* _What is expected_: Please copy every record below exactly, leaving out the pictures.

Data about app and page elements:

Content starts

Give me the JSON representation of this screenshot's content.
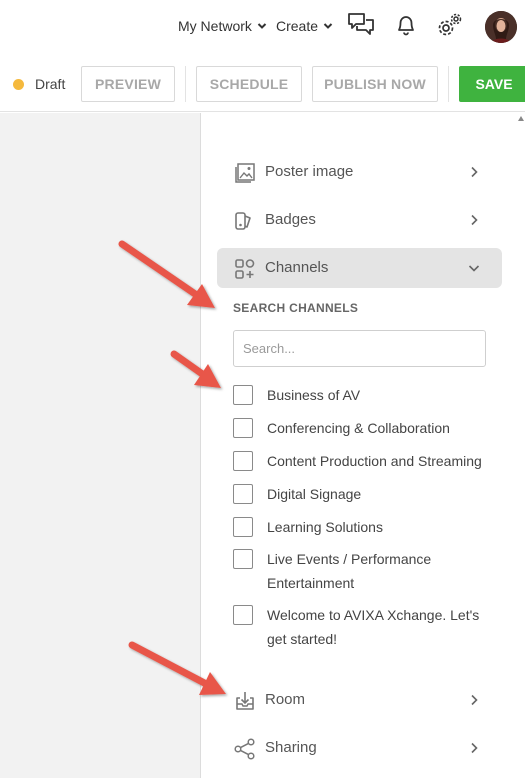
{
  "nav": {
    "my_network": "My Network",
    "create": "Create",
    "icons": [
      "chat-icon",
      "bell-icon",
      "settings-gear-icon",
      "user-avatar"
    ]
  },
  "toolbar": {
    "status": "Draft",
    "status_color": "#f5b93d",
    "preview": "PREVIEW",
    "schedule": "SCHEDULE",
    "publish_now": "PUBLISH NOW",
    "save": "SAVE",
    "save_color": "#3fb33f"
  },
  "panel": {
    "items": [
      {
        "label": "Poster image",
        "icon": "image-icon"
      },
      {
        "label": "Badges",
        "icon": "badge-icon"
      },
      {
        "label": "Channels",
        "icon": "channels-grid-icon",
        "expanded": true
      }
    ],
    "search_section_label": "SEARCH CHANNELS",
    "search_placeholder": "Search...",
    "channels": [
      "Business of AV",
      "Conferencing & Collaboration",
      "Content Production and Streaming",
      "Digital Signage",
      "Learning Solutions",
      "Live Events / Performance Entertainment",
      "Welcome to AVIXA Xchange. Let's get started!"
    ],
    "bottom_items": [
      {
        "label": "Room",
        "icon": "room-download-icon"
      },
      {
        "label": "Sharing",
        "icon": "share-icon"
      }
    ]
  },
  "annotation_arrow_color": "#e8574a"
}
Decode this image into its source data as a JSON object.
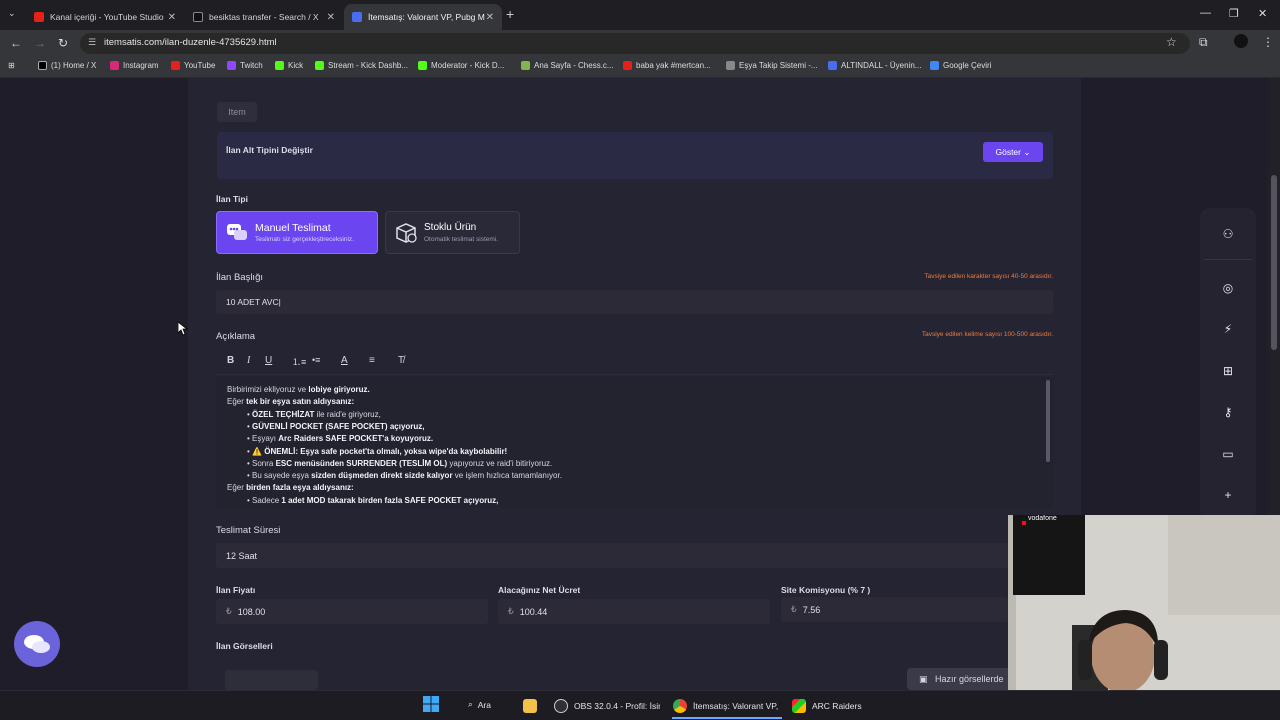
{
  "browser": {
    "tabs": [
      {
        "label": "Kanal içeriği - YouTube Studio",
        "active": false
      },
      {
        "label": "besiktas transfer - Search / X",
        "active": false
      },
      {
        "label": "İtemsatış: Valorant VP, Pubg M",
        "active": true
      }
    ],
    "url": "itemsatis.com/ilan-duzenle-4735629.html",
    "bookmarks": [
      "(1) Home / X",
      "Instagram",
      "YouTube",
      "Twitch",
      "Kick",
      "Stream - Kick Dashb...",
      "Moderator - Kick D...",
      "Ana Sayfa - Chess.c...",
      "baba yak #mertcan...",
      "Eşya Takip Sistemi -...",
      "ALTINDALL - Üyenin...",
      "Google Çeviri"
    ]
  },
  "form": {
    "item_pill": "Item",
    "subtype_label": "İlan Alt Tipini Değiştir",
    "show_button": "Göster",
    "type_label": "İlan Tipi",
    "type_cards": [
      {
        "title": "Manuel Teslimat",
        "subtitle": "Teslimatı siz gerçekleştireceksiniz."
      },
      {
        "title": "Stoklu Ürün",
        "subtitle": "Otomatik teslimat sistemi."
      }
    ],
    "title_label": "İlan Başlığı",
    "title_hint": "Tavsiye edilen karakter sayısı 40-50 arasıdır.",
    "title_value": "10 ADET AVC|",
    "description_label": "Açıklama",
    "description_hint": "Tavsiye edilen kelime sayısı 100-500 arasıdır.",
    "delivery_label": "Teslimat Süresi",
    "delivery_value": "12 Saat",
    "price_label": "İlan Fiyatı",
    "price_value": "108.00",
    "net_label": "Alacağınız Net Ücret",
    "net_value": "100.44",
    "commission_label": "Site Komisyonu (% 7 )",
    "commission_value": "7.56",
    "currency_symbol": "₺",
    "images_label": "İlan Görselleri",
    "ready_images_button": "Hazır görsellerde"
  },
  "description_lines": [
    {
      "indent": false,
      "parts": [
        [
          "Birbirimizi ekliyoruz ve ",
          false
        ],
        [
          "lobiye giriyoruz.",
          true
        ]
      ]
    },
    {
      "indent": false,
      "parts": [
        [
          "Eğer ",
          false
        ],
        [
          "tek bir eşya satın aldıysanız:",
          true
        ]
      ]
    },
    {
      "indent": true,
      "parts": [
        [
          "• ",
          false
        ],
        [
          "ÖZEL TEÇHİZAT",
          true
        ],
        [
          " ile raid'e giriyoruz,",
          false
        ]
      ]
    },
    {
      "indent": true,
      "parts": [
        [
          "• ",
          false
        ],
        [
          "GÜVENLİ POCKET (SAFE POCKET) açıyoruz,",
          true
        ]
      ]
    },
    {
      "indent": true,
      "parts": [
        [
          "• Eşyayı ",
          false
        ],
        [
          "Arc Raiders SAFE POCKET'a koyuyoruz.",
          true
        ]
      ]
    },
    {
      "indent": true,
      "parts": [
        [
          "• ⚠️ ",
          false
        ],
        [
          "ÖNEMLİ: Eşya safe pocket'ta olmalı, yoksa wipe'da kaybolabilir!",
          true
        ]
      ]
    },
    {
      "indent": true,
      "parts": [
        [
          "• Sonra ",
          false
        ],
        [
          "ESC menüsünden SURRENDER (TESLİM OL)",
          true
        ],
        [
          " yapıyoruz ve raid'i bitiriyoruz.",
          false
        ]
      ]
    },
    {
      "indent": true,
      "parts": [
        [
          "• Bu sayede eşya ",
          false
        ],
        [
          "sizden düşmeden direkt sizde kalıyor",
          true
        ],
        [
          " ve işlem hızlıca tamamlanıyor.",
          false
        ]
      ]
    },
    {
      "indent": false,
      "parts": [
        [
          "Eğer ",
          false
        ],
        [
          "birden fazla eşya aldıysanız:",
          true
        ]
      ]
    },
    {
      "indent": true,
      "parts": [
        [
          "• Sadece ",
          false
        ],
        [
          "1 adet MOD takarak birden fazla SAFE POCKET açıyoruz,",
          true
        ]
      ]
    }
  ],
  "taskbar": {
    "search": "Ara",
    "items": [
      "OBS 32.0.4 - Profil: İsims",
      "İtemsatış: Valorant VP, F",
      "ARC Raiders"
    ]
  },
  "webcam": {
    "logo_text": "vodafone"
  },
  "colors": {
    "accent": "#6b46f0",
    "hint": "#f07b3f",
    "bg": "#1e1d29"
  }
}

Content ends

* _Answer to this problem_:
Give me the JSON representation of this screenshot's content.
{
  "nav": {
    "my_network": "My Network",
    "create": "Create",
    "icons": [
      "chat-icon",
      "bell-icon",
      "settings-gear-icon",
      "user-avatar"
    ]
  },
  "toolbar": {
    "status": "Draft",
    "status_color": "#f5b93d",
    "preview": "PREVIEW",
    "schedule": "SCHEDULE",
    "publish_now": "PUBLISH NOW",
    "save": "SAVE",
    "save_color": "#3fb33f"
  },
  "panel": {
    "items": [
      {
        "label": "Poster image",
        "icon": "image-icon"
      },
      {
        "label": "Badges",
        "icon": "badge-icon"
      },
      {
        "label": "Channels",
        "icon": "channels-grid-icon",
        "expanded": true
      }
    ],
    "search_section_label": "SEARCH CHANNELS",
    "search_placeholder": "Search...",
    "channels": [
      "Business of AV",
      "Conferencing & Collaboration",
      "Content Production and Streaming",
      "Digital Signage",
      "Learning Solutions",
      "Live Events / Performance Entertainment",
      "Welcome to AVIXA Xchange. Let's get started!"
    ],
    "bottom_items": [
      {
        "label": "Room",
        "icon": "room-download-icon"
      },
      {
        "label": "Sharing",
        "icon": "share-icon"
      }
    ]
  },
  "annotation_arrow_color": "#e8574a"
}
Decode this image into its source data as a JSON object.
{
  "browser": {
    "tabs": [
      {
        "label": "Kanal içeriği - YouTube Studio",
        "active": false
      },
      {
        "label": "besiktas transfer - Search / X",
        "active": false
      },
      {
        "label": "İtemsatış: Valorant VP, Pubg M",
        "active": true
      }
    ],
    "url": "itemsatis.com/ilan-duzenle-4735629.html",
    "bookmarks": [
      "(1) Home / X",
      "Instagram",
      "YouTube",
      "Twitch",
      "Kick",
      "Stream - Kick Dashb...",
      "Moderator - Kick D...",
      "Ana Sayfa - Chess.c...",
      "baba yak #mertcan...",
      "Eşya Takip Sistemi -...",
      "ALTINDALL - Üyenin...",
      "Google Çeviri"
    ]
  },
  "form": {
    "item_pill": "Item",
    "subtype_label": "İlan Alt Tipini Değiştir",
    "show_button": "Göster",
    "type_label": "İlan Tipi",
    "type_cards": [
      {
        "title": "Manuel Teslimat",
        "subtitle": "Teslimatı siz gerçekleştireceksiniz."
      },
      {
        "title": "Stoklu Ürün",
        "subtitle": "Otomatik teslimat sistemi."
      }
    ],
    "title_label": "İlan Başlığı",
    "title_hint": "Tavsiye edilen karakter sayısı 40-50 arasıdır.",
    "title_value": "10 ADET AVC|",
    "description_label": "Açıklama",
    "description_hint": "Tavsiye edilen kelime sayısı 100-500 arasıdır.",
    "delivery_label": "Teslimat Süresi",
    "delivery_value": "12 Saat",
    "price_label": "İlan Fiyatı",
    "price_value": "108.00",
    "net_label": "Alacağınız Net Ücret",
    "net_value": "100.44",
    "commission_label": "Site Komisyonu (% 7 )",
    "commission_value": "7.56",
    "currency_symbol": "₺",
    "images_label": "İlan Görselleri",
    "ready_images_button": "Hazır görsellerde"
  },
  "description_lines": [
    {
      "indent": false,
      "parts": [
        [
          "Birbirimizi ekliyoruz ve ",
          false
        ],
        [
          "lobiye giriyoruz.",
          true
        ]
      ]
    },
    {
      "indent": false,
      "parts": [
        [
          "Eğer ",
          false
        ],
        [
          "tek bir eşya satın aldıysanız:",
          true
        ]
      ]
    },
    {
      "indent": true,
      "parts": [
        [
          "• ",
          false
        ],
        [
          "ÖZEL TEÇHİZAT",
          true
        ],
        [
          " ile raid'e giriyoruz,",
          false
        ]
      ]
    },
    {
      "indent": true,
      "parts": [
        [
          "• ",
          false
        ],
        [
          "GÜVENLİ POCKET (SAFE POCKET) açıyoruz,",
          true
        ]
      ]
    },
    {
      "indent": true,
      "parts": [
        [
          "• Eşyayı ",
          false
        ],
        [
          "Arc Raiders SAFE POCKET'a koyuyoruz.",
          true
        ]
      ]
    },
    {
      "indent": true,
      "parts": [
        [
          "• ⚠️ ",
          false
        ],
        [
          "ÖNEMLİ: Eşya safe pocket'ta olmalı, yoksa wipe'da kaybolabilir!",
          true
        ]
      ]
    },
    {
      "indent": true,
      "parts": [
        [
          "• Sonra ",
          false
        ],
        [
          "ESC menüsünden SURRENDER (TESLİM OL)",
          true
        ],
        [
          " yapıyoruz ve raid'i bitiriyoruz.",
          false
        ]
      ]
    },
    {
      "indent": true,
      "parts": [
        [
          "• Bu sayede eşya ",
          false
        ],
        [
          "sizden düşmeden direkt sizde kalıyor",
          true
        ],
        [
          " ve işlem hızlıca tamamlanıyor.",
          false
        ]
      ]
    },
    {
      "indent": false,
      "parts": [
        [
          "Eğer ",
          false
        ],
        [
          "birden fazla eşya aldıysanız:",
          true
        ]
      ]
    },
    {
      "indent": true,
      "parts": [
        [
          "• Sadece ",
          false
        ],
        [
          "1 adet MOD takarak birden fazla SAFE POCKET açıyoruz,",
          true
        ]
      ]
    }
  ],
  "taskbar": {
    "search": "Ara",
    "items": [
      "OBS 32.0.4 - Profil: İsims",
      "İtemsatış: Valorant VP, F",
      "ARC Raiders"
    ]
  },
  "webcam": {
    "logo_text": "vodafone"
  },
  "colors": {
    "accent": "#6b46f0",
    "hint": "#f07b3f",
    "bg": "#1e1d29"
  }
}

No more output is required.